Rear

WordNet



noun


(1)   The side that goes last or is not normally seen
"He wrote the date on the back of the photograph"
(2)   The fleshy part of the human body that you sit on
"He deserves a good kick in the butt"
"Are you going to sit on your fanny and do nothing?"
(3)   The back of a military formation or procession
"Infantrymen were in the rear"
(4)   The part of something that is furthest from the normal viewer
"He stood at the back of the stage"
"It was hidden in the rear of the store"
(5)   The side of an object that is opposite its front
"His room was toward the rear of the hotel"

verb


(6)   Construct, build, or erect
"Raise a barn"
(7)   Stand up on the hind legs, of quadrupeds
"The horse reared in terror"
(8)   Cause to rise up
(9)   Bring up
"Raise a family"
"Bring up children"
(10)   Rise up
"The building rose before them"
Wiktonary

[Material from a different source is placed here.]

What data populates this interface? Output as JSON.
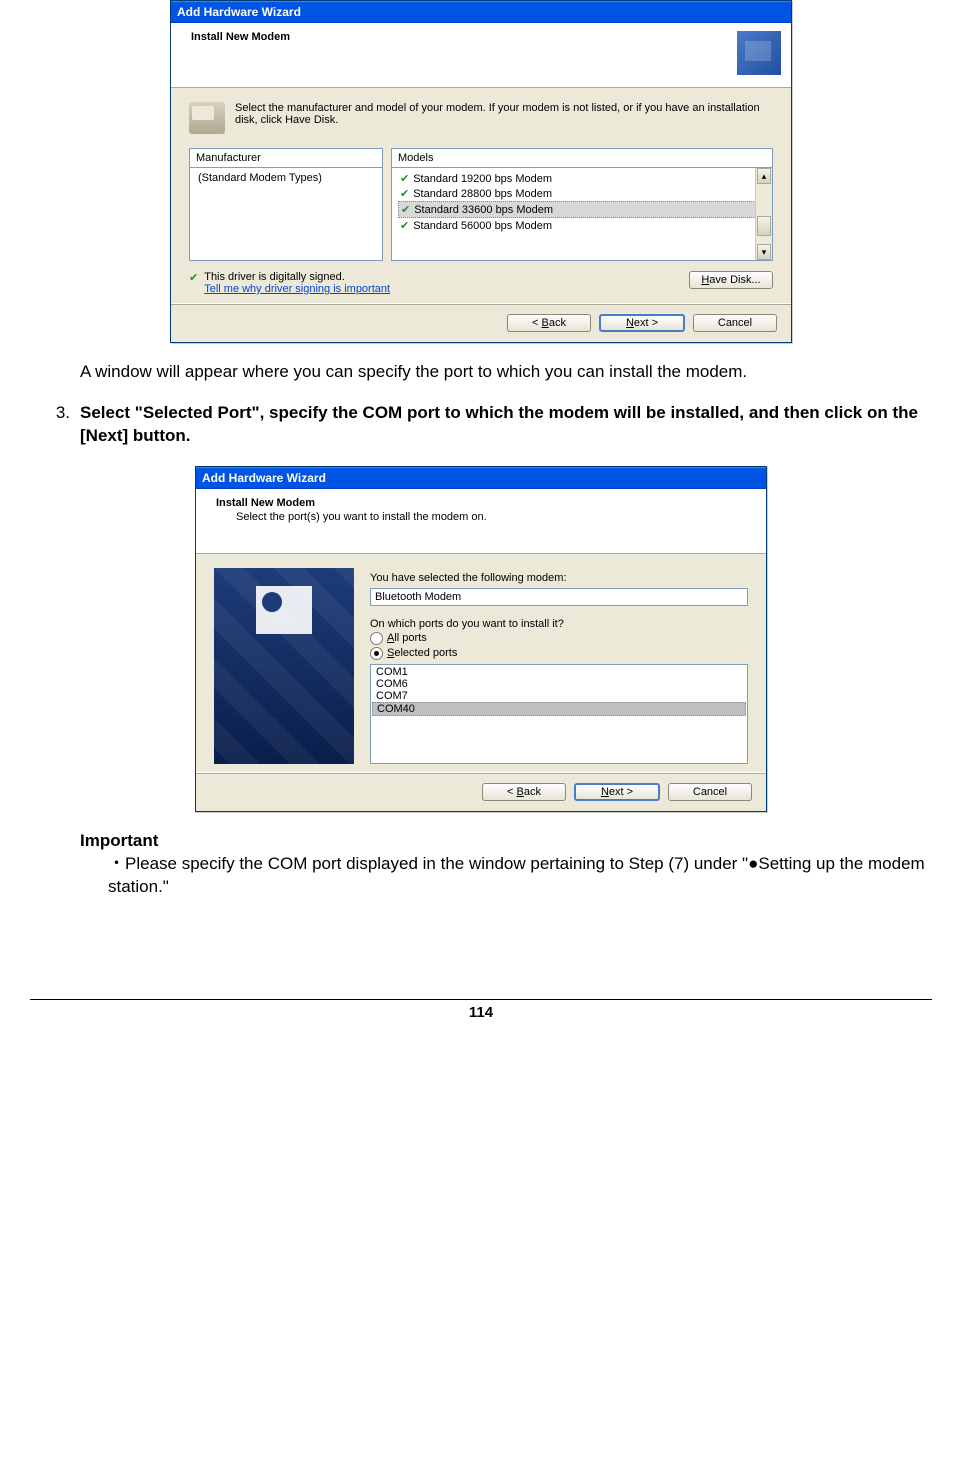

Adjective



  1. Being behind, or in the hindmost part; hindmost; as, the rear rank of a company.

Adverb



  1. early; soon
    • Then why does Cuddy leave his cot so rear! -- John Gay.

Noun



  1. The back or hindmost part; that which is behind, or last on order; - opposed to front.
    • Nipped with the lagging rear of winter's frost. - Milton
  2. Specifically, the part of an army or fleet which comes last, or is stationed behind the rest.
    • When the fierce foe hung on our broken rear. --Milton
  3. The buttocks, a creature's bottom

Verb



  1. To raise physically; to lift up; to cause to rise, to elevate.
    • In adoration at his feet I fell Submiss; he reared me. — Milton
    • Mine [shall be] the first hand to rear her banner. — Lord Lytton
  2. To construct by building; to set up; as, to rear defenses or houses; to rear one government on the ruins of another.
    • One reared a font of stone. — Alfred Tennyson
  3. To raise spiritually; to lift up; to elevate morally.
  4. To lift and take up.
    • And having her from Trompart lightly reared, Upon his set the lovely load. — Edmund Spenser
  5. To bring up to maturity, as offspring; to educate; to instruct; to foster.
    • He wants a father to protect his youth, and rear him up to virtue. — Thomas Southerne
  6. To breed and raise; as, to rear cattle (cattle-rearing).
  7. To rouse; to strip up.
  8. To rise up on the hind legs, as a bolting horse.

Synonyms

sense rise up on the hind legs
  • prance